Early on in prison I learned that it’s all about attitude. Guys with life sentences and no opportunity can live well while guys weeks from release can’t appreciate or enjoy a single thing.

I was blessed. People showed me what Ram Dass taught – wherever we go, there we are. We can fight facts or we can work to change them. Fighting facts is like trying not to fall once we’re on the ground. Far better to stand back up.

Accepting that I was in prison meant not having to hate each morning I woke up and saw bars. It meant not hating myself despite my many mistakes. Acceptance allowed me to choose my attitude.

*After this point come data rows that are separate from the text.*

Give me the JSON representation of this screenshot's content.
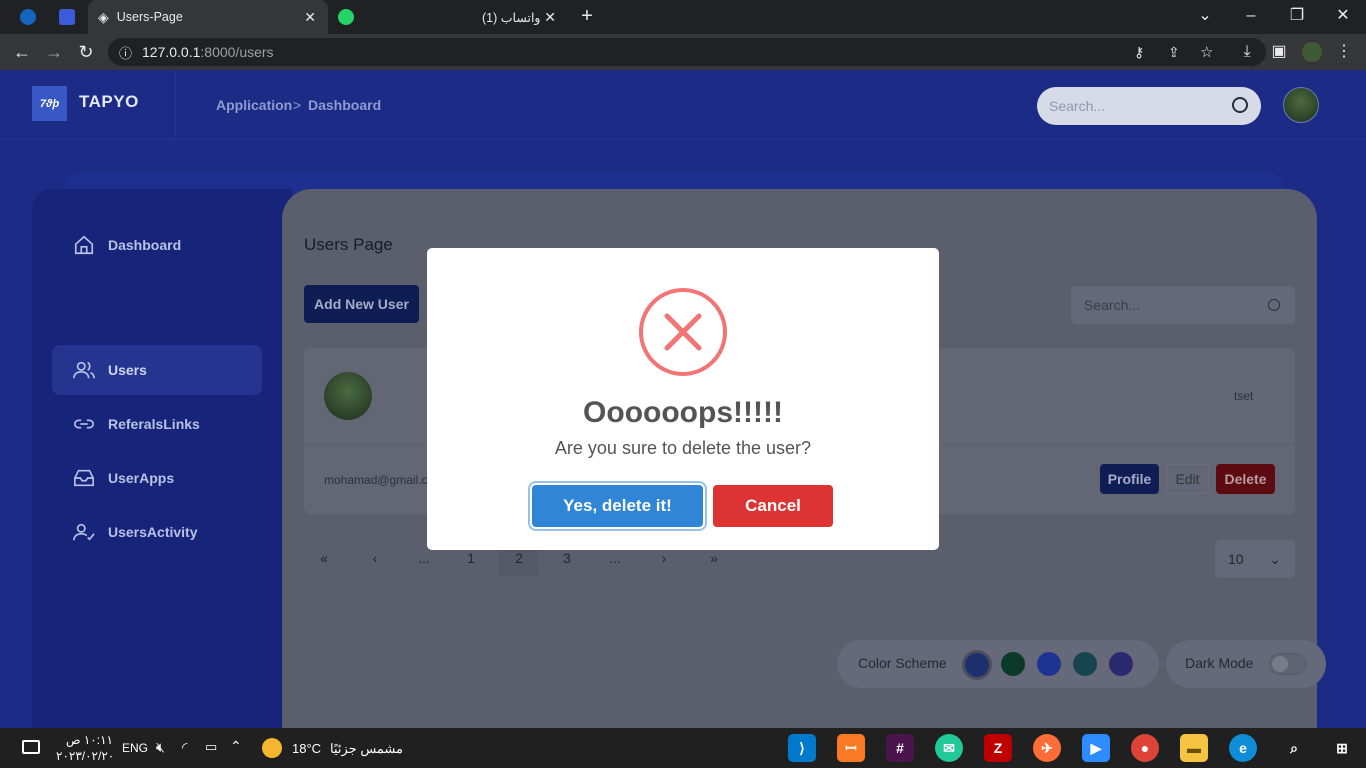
{
  "browser": {
    "tabs": [
      {
        "title": "Users-Page"
      },
      {
        "title": "(1) واتساب"
      }
    ],
    "url_host": "127.0.0.1",
    "url_path": ":8000/users"
  },
  "app": {
    "brand": "TAPYO",
    "logo_text": "7ϑϸ",
    "breadcrumb": [
      "Application",
      ">",
      "Dashboard"
    ],
    "search_placeholder": "Search..."
  },
  "sidebar": {
    "items": [
      {
        "label": "Dashboard",
        "icon": "home-icon"
      },
      {
        "label": "Users",
        "icon": "users-icon",
        "active": true
      },
      {
        "label": "ReferalsLinks",
        "icon": "link-icon"
      },
      {
        "label": "UserApps",
        "icon": "inbox-icon"
      },
      {
        "label": "UsersActivity",
        "icon": "user-check-icon"
      }
    ]
  },
  "main": {
    "title": "Users Page",
    "add_button": "Add New User",
    "search_placeholder": "Search...",
    "user": {
      "tag": "tset",
      "email": "mohamad@gmail.c",
      "profile_label": "Profile",
      "edit_label": "Edit",
      "delete_label": "Delete"
    },
    "pagination": [
      "«",
      "‹",
      "...",
      "1",
      "2",
      "3",
      "...",
      "›",
      "»"
    ],
    "current_page": "2",
    "per_page": "10",
    "color_scheme_label": "Color Scheme",
    "scheme_colors": [
      "#1e2f6e",
      "#0b3a28",
      "#1f3391",
      "#16454f",
      "#2b2a6f"
    ],
    "dark_mode_label": "Dark Mode"
  },
  "modal": {
    "title": "Oooooops!!!!!",
    "text": "Are you sure to delete the user?",
    "confirm_label": "Yes, delete it!",
    "cancel_label": "Cancel"
  },
  "taskbar": {
    "weather_temp": "18°C",
    "weather_text": "مشمس جزئيًا",
    "language": "ENG",
    "time": "١٠:١١ ص",
    "date": "٢٠٢٣/٠٢/٢٠"
  }
}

Choosing my attitude allowed me to be free.

So much time

Quarantine is a great opportunity to do, yet I feel stuck in place.

Writing is one of the ways I connect with myself and try to connect with the world. I value the truths that I don’t even realize until I put them on paper.

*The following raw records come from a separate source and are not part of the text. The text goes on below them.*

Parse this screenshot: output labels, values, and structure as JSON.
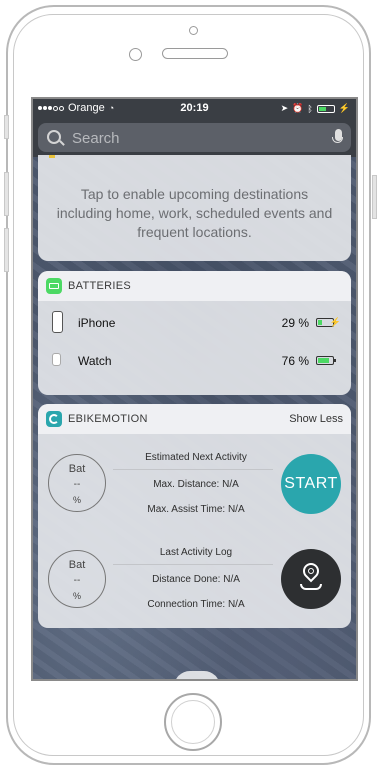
{
  "status_bar": {
    "carrier": "Orange",
    "time": "20:19",
    "colors": {
      "battery": "#4cd964"
    }
  },
  "search": {
    "placeholder": "Search"
  },
  "destinations_widget": {
    "text": "Tap to enable upcoming destinations including home, work, scheduled events and frequent locations."
  },
  "batteries_widget": {
    "title": "BATTERIES",
    "icon": "battery-widget-icon",
    "color": "#4cd964",
    "devices": [
      {
        "name": "iPhone",
        "percent": "29 %",
        "level": 0.29,
        "charging": true
      },
      {
        "name": "Watch",
        "percent": "76 %",
        "level": 0.76,
        "charging": false
      }
    ]
  },
  "ebike_widget": {
    "title": "EBIKEMOTION",
    "show_less": "Show Less",
    "icon_color": "#2aa6ad",
    "next_activity": {
      "ring": {
        "label": "Bat",
        "value": "--",
        "unit": "%"
      },
      "heading": "Estimated Next Activity",
      "line1": "Max. Distance: N/A",
      "line2": "Max. Assist Time: N/A",
      "button": "START"
    },
    "last_activity": {
      "ring": {
        "label": "Bat",
        "value": "--",
        "unit": "%"
      },
      "heading": "Last Activity Log",
      "line1": "Distance Done: N/A",
      "line2": "Connection Time: N/A"
    }
  }
}
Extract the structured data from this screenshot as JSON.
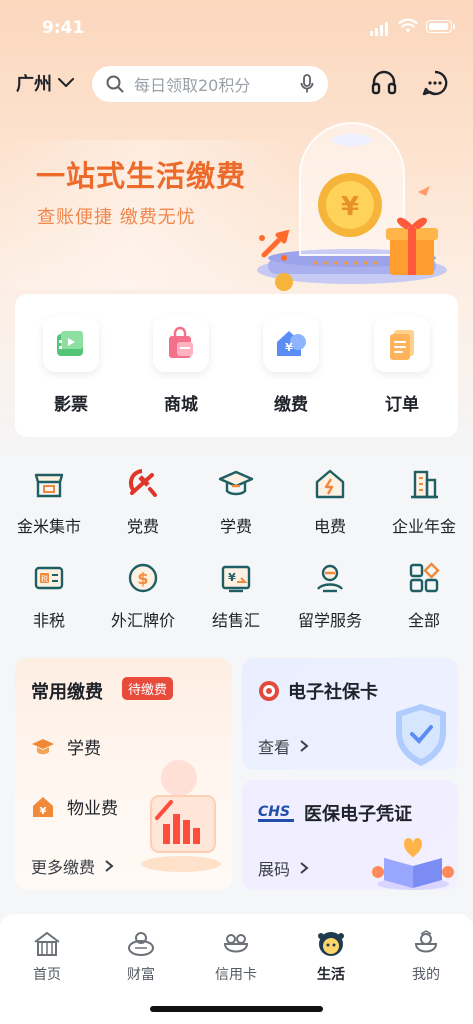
{
  "status": {
    "time": "9:41"
  },
  "topbar": {
    "city": "广州",
    "search_placeholder": "每日领取20积分"
  },
  "hero": {
    "title": "一站式生活缴费",
    "subtitle": "查账便捷 缴费无忧"
  },
  "main_services": [
    {
      "label": "影票"
    },
    {
      "label": "商城"
    },
    {
      "label": "缴费"
    },
    {
      "label": "订单"
    }
  ],
  "grid": [
    {
      "label": "金米集市"
    },
    {
      "label": "党费"
    },
    {
      "label": "学费"
    },
    {
      "label": "电费"
    },
    {
      "label": "企业年金"
    },
    {
      "label": "非税"
    },
    {
      "label": "外汇牌价"
    },
    {
      "label": "结售汇"
    },
    {
      "label": "留学服务"
    },
    {
      "label": "全部"
    }
  ],
  "pay_card": {
    "title": "常用缴费",
    "badge": "待缴费",
    "items": [
      {
        "label": "学费"
      },
      {
        "label": "物业费"
      }
    ],
    "more": "更多缴费"
  },
  "social_card": {
    "title": "电子社保卡",
    "link": "查看"
  },
  "medical_card": {
    "title": "医保电子凭证",
    "logo_text": "CHS",
    "link": "展码"
  },
  "tabs": [
    {
      "label": "首页"
    },
    {
      "label": "财富"
    },
    {
      "label": "信用卡"
    },
    {
      "label": "生活",
      "active": true
    },
    {
      "label": "我的"
    }
  ],
  "colors": {
    "accent": "#ec6a2a",
    "badge": "#e84a3c",
    "icon_teal": "#1f5f63"
  }
}
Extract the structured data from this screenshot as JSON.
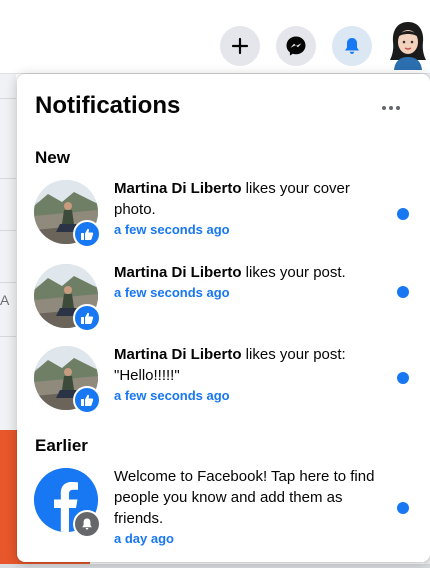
{
  "background": {
    "fragment_text": "A"
  },
  "nav": {
    "create_icon": "plus-icon",
    "messenger_icon": "messenger-icon",
    "notifications_icon": "bell-icon",
    "account_icon": "avatar"
  },
  "panel": {
    "title": "Notifications",
    "more_icon": "more-horizontal-icon",
    "sections": {
      "new": "New",
      "earlier": "Earlier"
    },
    "items": [
      {
        "name": "Martina Di Liberto",
        "action": " likes your cover photo.",
        "time": "a few seconds ago",
        "badge_icon": "thumbs-up-icon",
        "unread": true
      },
      {
        "name": "Martina Di Liberto",
        "action": " likes your post.",
        "time": "a few seconds ago",
        "badge_icon": "thumbs-up-icon",
        "unread": true
      },
      {
        "name": "Martina Di Liberto",
        "action": " likes your post: \"Hello!!!!!\"",
        "time": "a few seconds ago",
        "badge_icon": "thumbs-up-icon",
        "unread": true
      },
      {
        "name": "",
        "action": "Welcome to Facebook! Tap here to find people you know and add them as friends.",
        "time": "a day ago",
        "badge_icon": "bell-icon",
        "unread": true
      }
    ]
  },
  "colors": {
    "accent": "#1877f2",
    "text": "#050505",
    "orange_bg": "#e8572b"
  }
}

Sometimes I don’t know what to write. Initially quarantine provided me with a wealth of topics because it’s something I’m familiar with that’s new to the world. A few weeks in and I’m still not able to teach classes, work with my mentees or set up for programs. Without the activities that recharge me I feel like I’m running on empty.

I’m still keeping to my schedule. I’m meditating and exercising and connecting with others. I feel good most days. I enjoy the sunrises and give thanks before I go to bed each night.

So maybe what I’m feeling isn’t wrong after all. Maybe we’re allowed to have breaks in productivity and focus. Maybe we’re allowed to grieve softly and be numb. Maybe this is all the way it’s supposed to be and we’re supposed to learn from this too.

I long to get out and run around. I long to sit with people I love. I can’t do that right now but I can focus on the connections and joys I do have.

Everything special happens in the now. Whether it’s watching a beautiful sunrise or hugging a friend, the rest of the world slips away. So, instead of focusing on what we don’t have, we can try to bring that attention and fullness to everything around us, choosing to make everything we do special.

This is a new moment. I don’t know what the right thing to do is. We’re all just doing out best, and that’s ok